• _PROBLEM_: Identify all lines below that hold "this" and collect them.

(Data excerpts)
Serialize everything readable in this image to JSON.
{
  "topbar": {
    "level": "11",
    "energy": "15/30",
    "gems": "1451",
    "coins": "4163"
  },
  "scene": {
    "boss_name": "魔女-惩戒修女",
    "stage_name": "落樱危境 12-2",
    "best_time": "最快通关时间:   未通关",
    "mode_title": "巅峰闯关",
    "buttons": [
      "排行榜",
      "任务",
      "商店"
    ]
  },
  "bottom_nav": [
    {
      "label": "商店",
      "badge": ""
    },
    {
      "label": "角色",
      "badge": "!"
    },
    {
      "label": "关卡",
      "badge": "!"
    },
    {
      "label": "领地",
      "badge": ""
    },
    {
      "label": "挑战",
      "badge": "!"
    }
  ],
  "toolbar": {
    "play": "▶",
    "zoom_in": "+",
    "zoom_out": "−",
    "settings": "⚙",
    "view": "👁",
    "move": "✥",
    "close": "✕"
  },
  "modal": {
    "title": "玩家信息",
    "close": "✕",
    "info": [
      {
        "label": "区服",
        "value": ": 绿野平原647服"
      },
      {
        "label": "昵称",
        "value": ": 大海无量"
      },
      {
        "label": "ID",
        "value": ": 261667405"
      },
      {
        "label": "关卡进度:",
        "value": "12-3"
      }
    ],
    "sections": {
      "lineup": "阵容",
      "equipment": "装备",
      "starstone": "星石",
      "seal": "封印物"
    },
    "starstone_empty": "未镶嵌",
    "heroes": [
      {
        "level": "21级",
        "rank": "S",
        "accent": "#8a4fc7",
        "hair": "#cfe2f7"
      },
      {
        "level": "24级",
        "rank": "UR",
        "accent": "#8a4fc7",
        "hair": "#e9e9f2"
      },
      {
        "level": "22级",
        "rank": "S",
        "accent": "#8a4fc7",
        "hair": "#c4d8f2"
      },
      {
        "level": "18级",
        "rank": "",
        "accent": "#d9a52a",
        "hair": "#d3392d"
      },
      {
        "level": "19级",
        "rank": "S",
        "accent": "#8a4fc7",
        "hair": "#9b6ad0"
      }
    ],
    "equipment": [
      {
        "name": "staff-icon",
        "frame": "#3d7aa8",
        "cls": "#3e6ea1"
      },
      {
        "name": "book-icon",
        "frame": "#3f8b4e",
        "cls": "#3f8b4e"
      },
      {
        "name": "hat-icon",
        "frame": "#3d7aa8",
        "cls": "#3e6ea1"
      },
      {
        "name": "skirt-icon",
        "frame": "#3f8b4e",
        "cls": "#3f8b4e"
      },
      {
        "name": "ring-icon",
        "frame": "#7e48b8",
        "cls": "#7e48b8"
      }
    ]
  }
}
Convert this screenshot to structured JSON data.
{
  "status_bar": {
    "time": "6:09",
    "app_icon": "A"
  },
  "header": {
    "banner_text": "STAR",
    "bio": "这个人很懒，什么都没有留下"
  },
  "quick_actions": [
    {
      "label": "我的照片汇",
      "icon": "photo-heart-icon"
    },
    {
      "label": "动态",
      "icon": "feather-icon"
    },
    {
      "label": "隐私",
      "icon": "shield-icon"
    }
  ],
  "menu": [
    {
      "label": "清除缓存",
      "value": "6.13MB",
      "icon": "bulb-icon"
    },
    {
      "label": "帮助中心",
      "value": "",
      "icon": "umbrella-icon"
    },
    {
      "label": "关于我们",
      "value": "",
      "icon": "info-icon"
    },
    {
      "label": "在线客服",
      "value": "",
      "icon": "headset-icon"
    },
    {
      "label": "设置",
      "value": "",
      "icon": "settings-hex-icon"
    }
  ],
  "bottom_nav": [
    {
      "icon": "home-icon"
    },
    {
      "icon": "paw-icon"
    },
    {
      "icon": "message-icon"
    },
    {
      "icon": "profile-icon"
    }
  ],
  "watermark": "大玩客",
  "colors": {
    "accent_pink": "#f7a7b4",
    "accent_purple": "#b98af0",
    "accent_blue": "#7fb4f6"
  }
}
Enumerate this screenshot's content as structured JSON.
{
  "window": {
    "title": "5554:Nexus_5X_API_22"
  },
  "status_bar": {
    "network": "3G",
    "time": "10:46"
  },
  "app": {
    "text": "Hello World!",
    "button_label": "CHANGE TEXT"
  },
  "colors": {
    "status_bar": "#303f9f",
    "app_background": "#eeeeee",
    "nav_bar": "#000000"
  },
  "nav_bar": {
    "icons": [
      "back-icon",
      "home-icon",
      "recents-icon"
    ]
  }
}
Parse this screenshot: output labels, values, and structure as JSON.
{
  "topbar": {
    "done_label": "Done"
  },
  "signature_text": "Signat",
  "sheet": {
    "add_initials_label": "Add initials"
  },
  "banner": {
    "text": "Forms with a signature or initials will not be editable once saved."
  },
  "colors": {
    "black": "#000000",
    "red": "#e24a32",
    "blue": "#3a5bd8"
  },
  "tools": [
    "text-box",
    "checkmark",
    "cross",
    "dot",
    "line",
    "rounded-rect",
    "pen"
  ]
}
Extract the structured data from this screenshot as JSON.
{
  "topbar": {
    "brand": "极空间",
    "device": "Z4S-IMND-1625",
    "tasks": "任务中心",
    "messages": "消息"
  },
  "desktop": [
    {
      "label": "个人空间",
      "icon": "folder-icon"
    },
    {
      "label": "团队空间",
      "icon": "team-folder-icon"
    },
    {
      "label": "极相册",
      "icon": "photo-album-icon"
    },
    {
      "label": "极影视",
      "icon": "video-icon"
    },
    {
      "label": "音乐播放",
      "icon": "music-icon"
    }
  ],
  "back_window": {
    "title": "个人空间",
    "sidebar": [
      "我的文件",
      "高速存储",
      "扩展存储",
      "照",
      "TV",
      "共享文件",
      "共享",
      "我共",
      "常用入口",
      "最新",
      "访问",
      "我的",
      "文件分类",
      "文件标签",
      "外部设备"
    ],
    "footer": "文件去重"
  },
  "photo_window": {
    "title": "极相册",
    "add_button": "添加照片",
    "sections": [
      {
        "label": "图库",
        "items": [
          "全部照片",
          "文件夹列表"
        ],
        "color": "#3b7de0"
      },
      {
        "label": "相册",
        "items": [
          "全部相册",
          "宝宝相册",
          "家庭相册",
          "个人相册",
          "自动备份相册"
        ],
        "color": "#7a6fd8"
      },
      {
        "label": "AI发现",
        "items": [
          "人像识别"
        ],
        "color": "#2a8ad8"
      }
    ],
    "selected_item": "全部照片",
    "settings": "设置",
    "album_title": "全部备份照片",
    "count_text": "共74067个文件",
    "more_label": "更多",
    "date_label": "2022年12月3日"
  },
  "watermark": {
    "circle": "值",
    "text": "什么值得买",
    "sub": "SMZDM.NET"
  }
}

• _EXERCISE RESPONSE_:
Serialize everything readable in this image to JSON.
Convert this screenshot to structured JSON data.
Enumerate this screenshot's content as structured JSON.
Parse this screenshot: output labels, values, and structure as JSON.
Extract the structured data from this screenshot as JSON.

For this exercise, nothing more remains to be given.